When common sense just won't do: Misconceptions about changing the behaviour of road users
Watson, Barry C. (1997) When common sense just won't do: Misconceptions about changing the behaviour of road users. In Bullen, Frank & Troutbeck, Rod (Eds.) The 2nd International Conference on Accident Investigation, Reconstruction, Interpretation and the Law, 20-23 October 1997, Brisbane, Queensland.
This paper examines the paradox that a number of road safety measures popular with the general community have not proven cost-effective when subjected to rigorous evaluation. While examples of this can be found throughout road safety, it is perhaps most pronounced in the case of behavioural approaches. To demonstrate this point, the paper reviews a number of behavioural measures which have widespread community support, but limited road safety effectiveness, including driver training programs, harsher penalties, and the isolated use of mass media road safety campaigns.

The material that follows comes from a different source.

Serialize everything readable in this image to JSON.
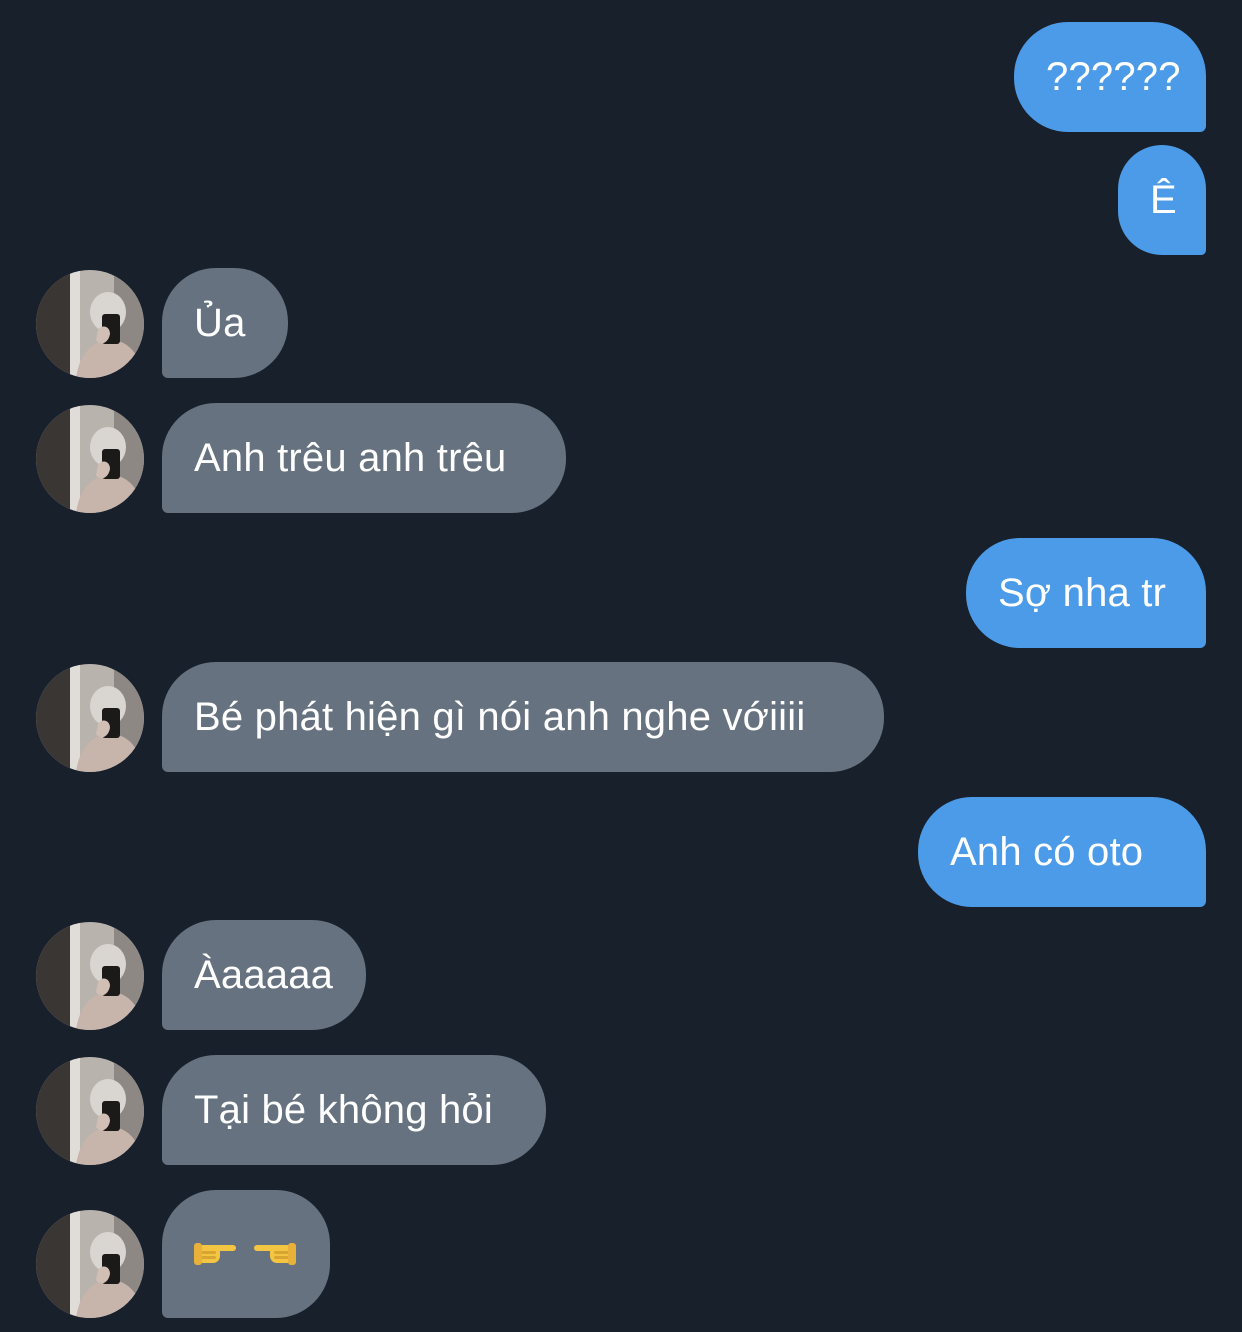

Community support for these measures is often linked to their intuitive appeal. From the road users perspective it appears a matter of ‘common sense’ that they are effective. However, on closer inspection, this support is often based on misconceptions about crash causation, road user behaviour or ways of achieving behaviour change.
Two important implications emerge from this review. Firstly, in order to achieve their objectives, road user safety measures need to be based on sound behavioural principles, rather than on ‘common sense’ or intuition. Secondly, road safety agencies need to actively promote the effectiveness of successful road safety measures. This will not only improve support for these measures, but assist in shaping community perceptions about safe behaviour, which may in turn contribute to the acceptance of new approaches.

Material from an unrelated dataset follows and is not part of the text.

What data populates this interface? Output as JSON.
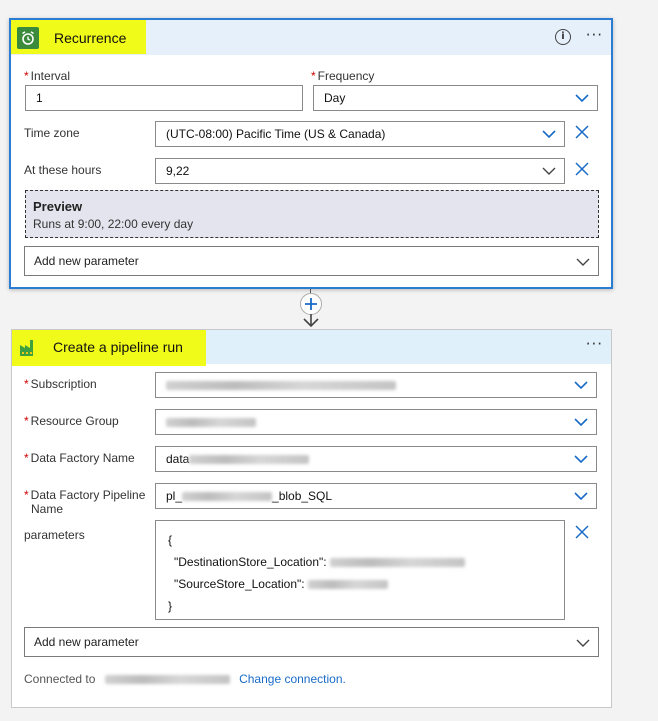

Impact and interest:
Citation counts are sourced monthly from and citation databases.
These databases contain citations from different subsets of available publications and different time periods and thus the citation count from each is usually different. Some works are not in either database and no count is displayed. Scopus includes citations from articles published in 1996 onwards, and Web of Science® generally from 1980 onwards.
Citations counts from theindexing service can be viewed at the linked Google Scholar™ search.
Full-text downloads displays the total number of times this work’s files (e.g., a PDF) have been downloaded from QUT ePrints as well as the number of downloads in the previous 365 days. The count includes downloads for all files if a work has more than one.
Repository Staff Only: item control page